Like a rolling snowball, they accumulate and stick,

and as the ball grows, it becomes distorted.

Unfortunately, truths also grow distorted,

and are soon obscured,

engulfed in the fog of misperception,

which descends upon them.

Though the light may be piercing,

still they fade,

becoming harder and harder to find

and harder still to define.

Cherishing Difference and Diversity.

It is currently very fashionable in our society to celebrate difference and diversity, and most of us genuinely believe we do. However, when it comes down to the hard-hitting realities of our everyday lives, most of us would rather fill our world with people just like us. This thought is distasteful and almost unacceptable today, since its logical conclusion is hate-filled racism and bigoted intolerance, but it struck me when I was thinking about relationships with our nearest and dearest, especially family and spouses or lovers.

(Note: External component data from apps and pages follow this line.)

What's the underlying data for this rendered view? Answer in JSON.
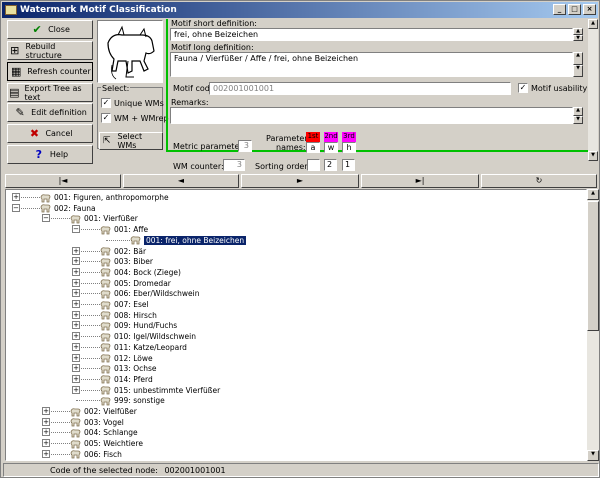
{
  "window": {
    "title": "Watermark Motif Classification"
  },
  "buttons": {
    "close": "Close",
    "rebuild": "Rebuild structure",
    "refresh": "Refresh counter",
    "export": "Export Tree as text",
    "edit": "Edit definition",
    "cancel": "Cancel",
    "help": "Help",
    "select_wms": "Select WMs"
  },
  "select_group": {
    "title": "Select:",
    "unique_wms": "Unique WMs",
    "wm_wmrep": "WM + WMrep"
  },
  "form": {
    "short_label": "Motif short definition:",
    "short_value": "frei, ohne Beizeichen",
    "long_label": "Motif long definition:",
    "long_value": "Fauna / Vierfüßer / Affe / frei, ohne Beizeichen",
    "code_label": "Motif code:",
    "code_value": "002001001001",
    "usability_label": "Motif usability",
    "remarks_label": "Remarks:",
    "metric_label": "Metric parameters:",
    "metric_value": "3",
    "param_names_label_1": "Parameter",
    "param_names_label_2": "names:",
    "wm_counter_label": "WM counter:",
    "wm_counter_value": "3",
    "sorting_label": "Sorting order:",
    "sort_1": "",
    "sort_2": "2",
    "sort_3": "1"
  },
  "params": [
    {
      "label": "1st",
      "name": "a",
      "color": "#ff0000"
    },
    {
      "label": "2nd",
      "name": "w",
      "color": "#ff00ff"
    },
    {
      "label": "3rd",
      "name": "h",
      "color": "#ff00ff"
    }
  ],
  "nav": {
    "first": "|◄",
    "prev": "◄",
    "next": "►",
    "last": "►|",
    "refresh": "↻"
  },
  "tree": [
    {
      "label": "001: Figuren, anthropomorphe",
      "level": 0,
      "exp": "+"
    },
    {
      "label": "002: Fauna",
      "level": 0,
      "exp": "-"
    },
    {
      "label": "001: Vierfüßer",
      "level": 1,
      "exp": "-"
    },
    {
      "label": "001: Affe",
      "level": 2,
      "exp": "-"
    },
    {
      "label": "001: frei, ohne Beizeichen",
      "level": 3,
      "exp": "",
      "selected": true
    },
    {
      "label": "002: Bär",
      "level": 2,
      "exp": "+"
    },
    {
      "label": "003: Biber",
      "level": 2,
      "exp": "+"
    },
    {
      "label": "004: Bock (Ziege)",
      "level": 2,
      "exp": "+"
    },
    {
      "label": "005: Dromedar",
      "level": 2,
      "exp": "+"
    },
    {
      "label": "006: Eber/Wildschwein",
      "level": 2,
      "exp": "+"
    },
    {
      "label": "007: Esel",
      "level": 2,
      "exp": "+"
    },
    {
      "label": "008: Hirsch",
      "level": 2,
      "exp": "+"
    },
    {
      "label": "009: Hund/Fuchs",
      "level": 2,
      "exp": "+"
    },
    {
      "label": "010: Igel/Wildschwein",
      "level": 2,
      "exp": "+"
    },
    {
      "label": "011: Katze/Leopard",
      "level": 2,
      "exp": "+"
    },
    {
      "label": "012: Löwe",
      "level": 2,
      "exp": "+"
    },
    {
      "label": "013: Ochse",
      "level": 2,
      "exp": "+"
    },
    {
      "label": "014: Pferd",
      "level": 2,
      "exp": "+"
    },
    {
      "label": "015: unbestimmte Vierfüßer",
      "level": 2,
      "exp": "+"
    },
    {
      "label": "999: sonstige",
      "level": 2,
      "exp": ""
    },
    {
      "label": "002: Vielfüßer",
      "level": 1,
      "exp": "+"
    },
    {
      "label": "003: Vogel",
      "level": 1,
      "exp": "+"
    },
    {
      "label": "004: Schlange",
      "level": 1,
      "exp": "+"
    },
    {
      "label": "005: Weichtiere",
      "level": 1,
      "exp": "+"
    },
    {
      "label": "006: Fisch",
      "level": 1,
      "exp": "+"
    }
  ],
  "status": {
    "label": "Code of the selected node:",
    "value": "002001001001"
  }
}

Most of us have some kind of fantasy of a perfect partner and often waste years of our lives searching for him or her, often killing off perfectly good relationships in the process. Usually that perfect partner is someone very similar to us, but much sexier! When we think we may have found someone quite close to it, we get together and both tend to go along with each other and agree with each other on most things, really trying to fool ourselves that we are so very well-suited. But after a while, we start to see more and more differences. They just do not act in the way we think they should, and usually that means in the way we would, or like to think we would. At first these differences may be charming, then irritating and as they mount up and accumulate, sometimes maddening and that is when the rows begin. We try to make them think and behave like us and naturally they react badly to this and the differences are exaggerated still further. After all, they think we should behave as they do! Sometimes if the case is really justified, or if one partner is particularly keen to please, one or other partner may make a lot of effort to be accommodating and things may improve, but sooner or later, old ways and differences will come to the fore again. And so they should, because while compromise is often stated as the panacea for relationships, it is usually done grudgingly and is nowhere near as successful as genuine acceptance of difference.

I have struggled like this in many relationships, but now I have learnt to truly embrace difference and accept and love my partner purely for who she is, perfect in every way, as we all are deep down. We could hardly be more different and it has been a struggle, but worth the perseverance, and that is the key to truly celebrating difference and diversity in all its forms. It does not come overnight, or merely by saying the right words. It takes a lot of hard work and a genuine change in attitude with which we recognise that nobody is just like us. Everybody reacts in their own way to the world around them, and if we sometimes find those ways challenging, then we need to challenge them. If we can do this without passing judgement, then so much the better, but it will get us nowhere pretending they do not exist. On the other hand, separatism and messy divorces will only make things worse, with the one exception of a violent, abusive partner or oppressor. The key is maximum, continued exposure, deep listening and compassionate speech. Eventually we will all understand each other, then respect each other and eventually, really cherish our differences. These days, I think it would be quite boring to be together with a partner who thinks and behaves just like me and sees the world as I do. Such a partner would be little more than a mirror to reinforce my own vanity and confirm all my narrow-minded opinions and ideas and vice versa, boosting our collective ego in the battle of us against the world, in exactly the same way as the members of insular, xenophobic and monochrome societies reinforce their collective behaviour; perhaps a cohesive force within the relationship or community, but for the world at large, a definite destructive force. What would I learn from that? How would I grow? Who would challenge my beliefs and patterns of behaviour in my daily life, and who would expose me to such a rich tapestry of delights? No longer a fantasy for me, I can honestly say, with all my heart, difference and diversity really are things worth cherishing.